Tmatt at Get Religion has a terrific post about U2, which includes his reminiscences about interviewing the band 22 years ago for a local paper. He links to a fascinating L.A. Times article that looks closely at U2's songwriting process:
"Songwriting comes from a different place," he [Bono] continues. "Music is the language of the spirit. I think ideas and words are our excuse as songwriters to allow our heart or our spirit to run free. That's when magic happens." ...
Bono and guitarist the Edge bring ideas into the studio -- a title, the trace of a melody or a catchy riff -- then bassist Adam Clayton and drummer Larry Mullen join in the actual construction of the songs. The grueling give and take sometimes stretches for weeks as the musicians toss ideas back and forth, equal partners in the search for an emotion that seems fresh and deeply rooted.
When the marathon sessions are going well, Mullen says, the rehearsal studio feels like a playground. When they're going badly, it feels like a boxing ring.
"We're tough guys," Clayton says. "We know we'll get there eventually.

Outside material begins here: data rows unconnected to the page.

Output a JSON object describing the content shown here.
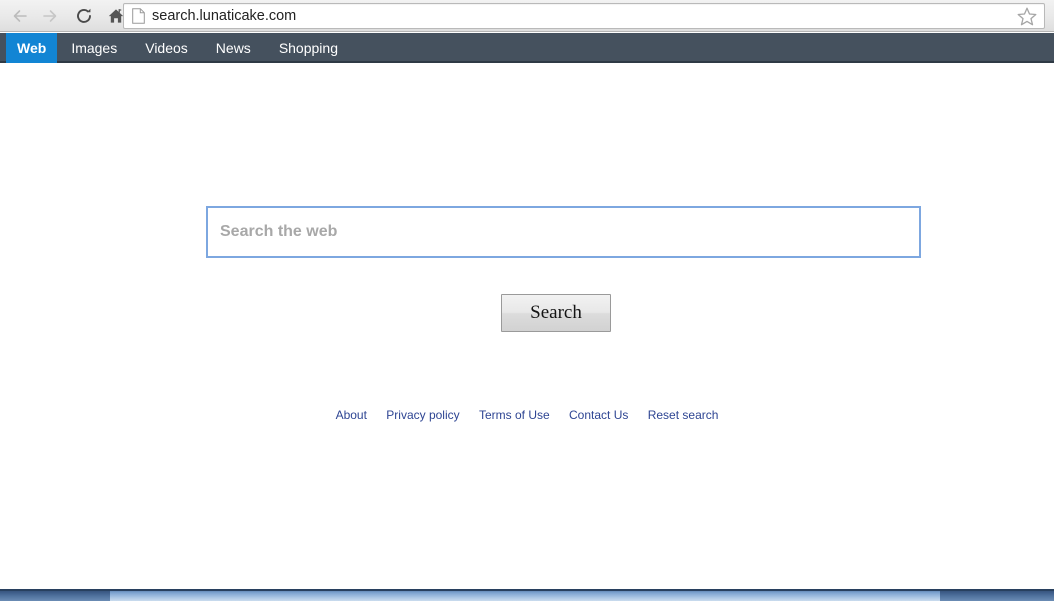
{
  "browser": {
    "back_label": "Back",
    "forward_label": "Forward",
    "reload_label": "Reload",
    "home_label": "Home",
    "url": "search.lunaticake.com",
    "bookmark_label": "Bookmark this page",
    "page_icon_name": "page-icon",
    "star_icon_name": "star-icon"
  },
  "site_nav": {
    "items": [
      {
        "label": "Web",
        "active": true
      },
      {
        "label": "Images",
        "active": false
      },
      {
        "label": "Videos",
        "active": false
      },
      {
        "label": "News",
        "active": false
      },
      {
        "label": "Shopping",
        "active": false
      }
    ],
    "active_color": "#1285d4",
    "bar_color": "#45515e"
  },
  "search": {
    "value": "",
    "placeholder": "Search the web",
    "button_label": "Search",
    "border_color": "#7da7e0"
  },
  "footer": {
    "links": [
      {
        "label": "About"
      },
      {
        "label": "Privacy policy"
      },
      {
        "label": "Terms of Use"
      },
      {
        "label": "Contact Us"
      },
      {
        "label": "Reset search"
      }
    ],
    "link_color": "#2e4593"
  }
}
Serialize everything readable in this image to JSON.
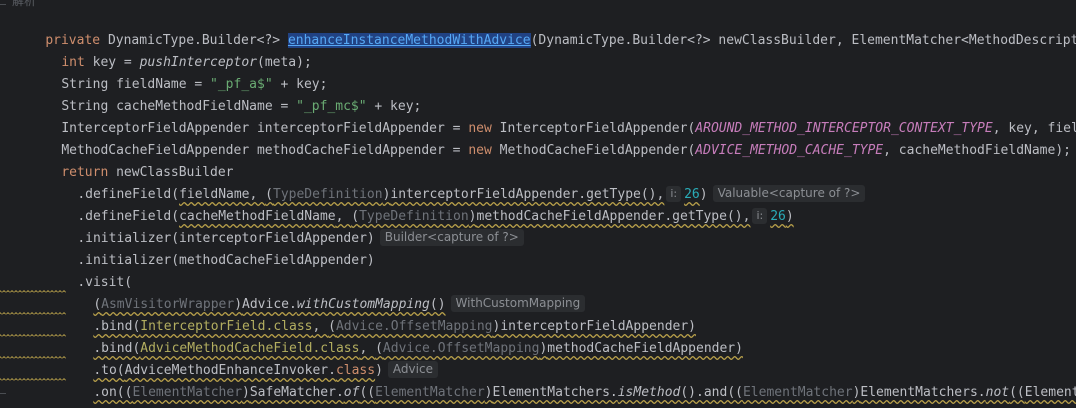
{
  "editor": {
    "top_fragment": "解析",
    "hints": {
      "param_i": "i:",
      "valuable": "Valuable<capture of ?>",
      "builder": "Builder<capture of ?>",
      "with_custom_mapping": "WithCustomMapping",
      "advice": "Advice"
    },
    "tokens": {
      "private": "private",
      "dynamic_type_builder": "DynamicType.Builder<?>",
      "method_name": "enhanceInstanceMethodWithAdvice",
      "sig_rest": "(DynamicType.Builder<?> newClassBuilder, ElementMatcher<MethodDescription>",
      "int": "int",
      "key_assign": " key = ",
      "push_interceptor": "pushInterceptor",
      "meta_arg": "(meta);",
      "string": "String",
      "field_name_assign": " fieldName = ",
      "pf_a": "\"_pf_a$\"",
      "plus_key": " + key;",
      "cache_field_assign": " cacheMethodFieldName = ",
      "pf_mc": "\"_pf_mc$\"",
      "interceptor_decl": "InterceptorFieldAppender interceptorFieldAppender = ",
      "new": "new",
      "interceptor_ctor": " InterceptorFieldAppender(",
      "around_const": "AROUND_METHOD_INTERCEPTOR_CONTEXT_TYPE",
      "interceptor_args": ", key, fieldNam",
      "method_cache_decl": "MethodCacheFieldAppender methodCacheFieldAppender = ",
      "method_cache_ctor": " MethodCacheFieldAppender(",
      "advice_const": "ADVICE_METHOD_CACHE_TYPE",
      "method_cache_args": ", cacheMethodFieldName);",
      "return": "return",
      "new_class_builder": " newClassBuilder",
      "define_field": ".defineField(",
      "field_name": "fieldName",
      "comma_sp": ", ",
      "type_definition": "TypeDefinition",
      "open_paren": "(",
      "close_paren": ")",
      "interceptor_get_type": "interceptorFieldAppender.getType(),",
      "num_26": "26",
      "cache_method_field_name": "cacheMethodFieldName",
      "method_cache_get_type": "methodCacheFieldAppender.getType(),",
      "initializer_interceptor": ".initializer(interceptorFieldAppender)",
      "initializer_method_cache": ".initializer(methodCacheFieldAppender)",
      "visit": ".visit(",
      "asm_visitor_wrapper": "AsmVisitorWrapper",
      "advice_dot": "Advice.",
      "with_custom_mapping": "withCustomMapping",
      "empty_call": "()",
      "bind": ".bind(",
      "interceptor_field_class": "InterceptorField.class",
      "advice_offset_mapping": "Advice.OffsetMapping",
      "interceptor_field_appender_close": "interceptorFieldAppender)",
      "advice_method_cache_field_class": "AdviceMethodCacheField.class",
      "method_cache_field_appender_close": "methodCacheFieldAppender)",
      "to": ".to(",
      "advice_method_enhance_invoker": "AdviceMethodEnhanceInvoker.",
      "class_kw": "class",
      "on": ".on((",
      "element_matcher": "ElementMatcher",
      "safe_matcher_of": "SafeMatcher.",
      "of": "of",
      "double_open": "((",
      "element_matchers_dot": "ElementMatchers.",
      "is_method": "isMethod",
      "and_call": "().and((",
      "not_call": "not",
      "tail_element_matche": "ElementMatche",
      "close_brace": "}"
    }
  }
}
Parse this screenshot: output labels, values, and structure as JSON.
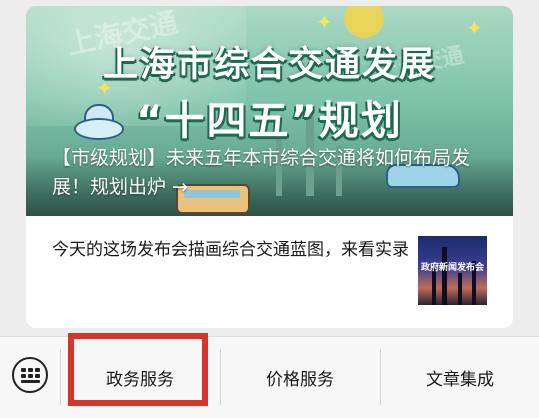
{
  "banner": {
    "title_line1": "上海市综合交通发展",
    "title_line2": "“十四五”规划",
    "watermark": "上海交通",
    "headline": "【市级规划】未来五年本市综合交通将如何布局发展！规划出炉 →"
  },
  "second_article": {
    "text": "今天的这场发布会描画综合交通蓝图，来看实录",
    "thumbnail_caption": "政府新闻发布会"
  },
  "bottom_menu": {
    "keyboard_icon": "keyboard-icon",
    "items": [
      {
        "label": "政务服务"
      },
      {
        "label": "价格服务"
      },
      {
        "label": "文章集成"
      }
    ],
    "highlight_color": "#d8352a"
  }
}
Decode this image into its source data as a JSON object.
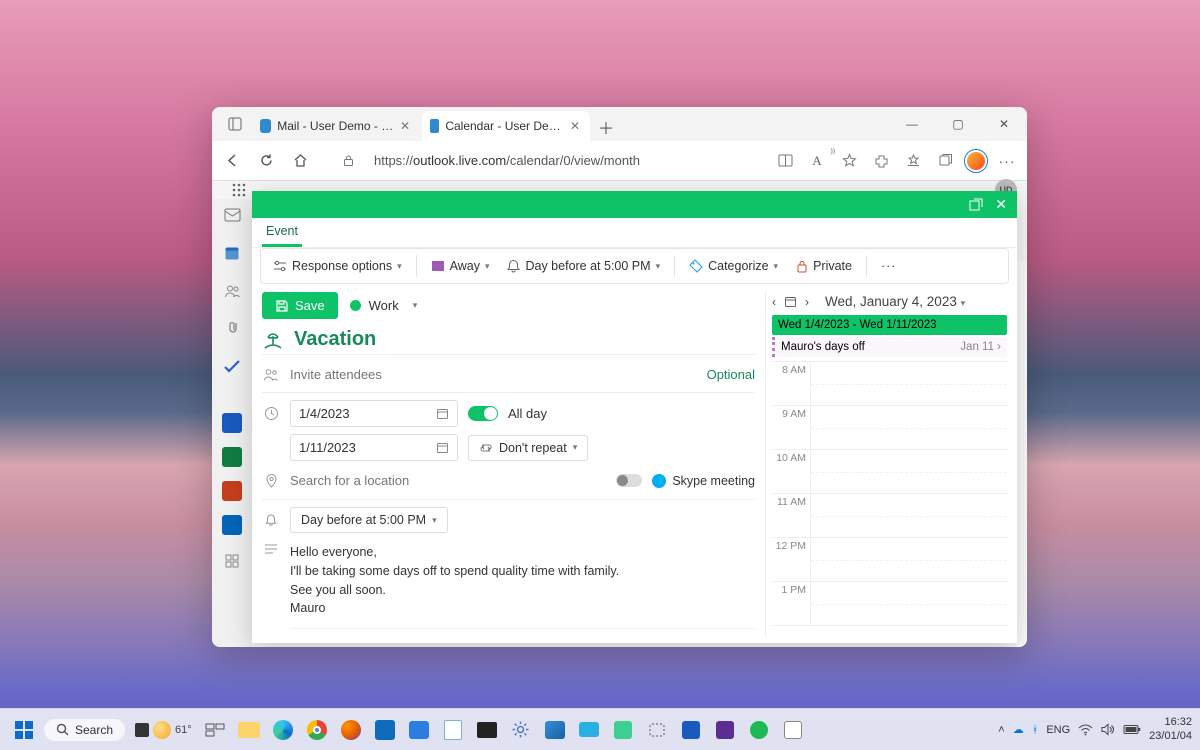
{
  "browser": {
    "tabs": [
      {
        "label": "Mail - User Demo - Outlook",
        "active": false,
        "favicon": "#0f6cbd"
      },
      {
        "label": "Calendar - User Demo - Outloo…",
        "active": true,
        "favicon": "#0f6cbd"
      }
    ],
    "url_plain": "https://",
    "url_host": "outlook.live.com",
    "url_path": "/calendar/0/view/month"
  },
  "app": {
    "avatar_initials": "UD"
  },
  "modal": {
    "tab": "Event",
    "ribbon": {
      "response": "Response options",
      "showas": "Away",
      "reminder": "Day before at 5:00 PM",
      "categorize": "Categorize",
      "private": "Private"
    },
    "save": "Save",
    "calendar": "Work",
    "title": "Vacation",
    "attendees_placeholder": "Invite attendees",
    "optional": "Optional",
    "start": "1/4/2023",
    "end": "1/11/2023",
    "allday": "All day",
    "repeat": "Don't repeat",
    "location_placeholder": "Search for a location",
    "skype": "Skype meeting",
    "reminder2": "Day before at 5:00 PM",
    "description": "Hello everyone,\nI'll be taking some days off to spend quality time with family.\nSee you all soon.\nMauro"
  },
  "daycal": {
    "date": "Wed, January 4, 2023",
    "alldays": "Wed 1/4/2023 - Wed 1/11/2023",
    "event": {
      "title": "Mauro's days off",
      "right": "Jan 11 ›"
    },
    "hours": [
      "8 AM",
      "9 AM",
      "10 AM",
      "11 AM",
      "12 PM",
      "1 PM"
    ]
  },
  "taskbar": {
    "search": "Search",
    "temp": "61°",
    "tray": {
      "lang": "ENG",
      "time": "16:32",
      "date": "23/01/04"
    }
  }
}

A lot of it is perspiration. You just have to put in the hours and do your time." The Edge is fond of repeating the band's private joke that it's "songwriting by accident."
I wonder what this means for how long the music will outlast the band itself. A good melody becomes a folk tune, passed around for centuries, and I suspect a lot of Beatles songs are headed that way. On the other hand, a lot of classical music has hung around quite a while relying on sound and mood without any particularly strong melodies. Will my grandchildren be interested if I tell them I saw U2 in the Oakland Coliseum in 1997? We'll see ...Posted by Camassia at August 20, 2004 01:48 PM | TrackBack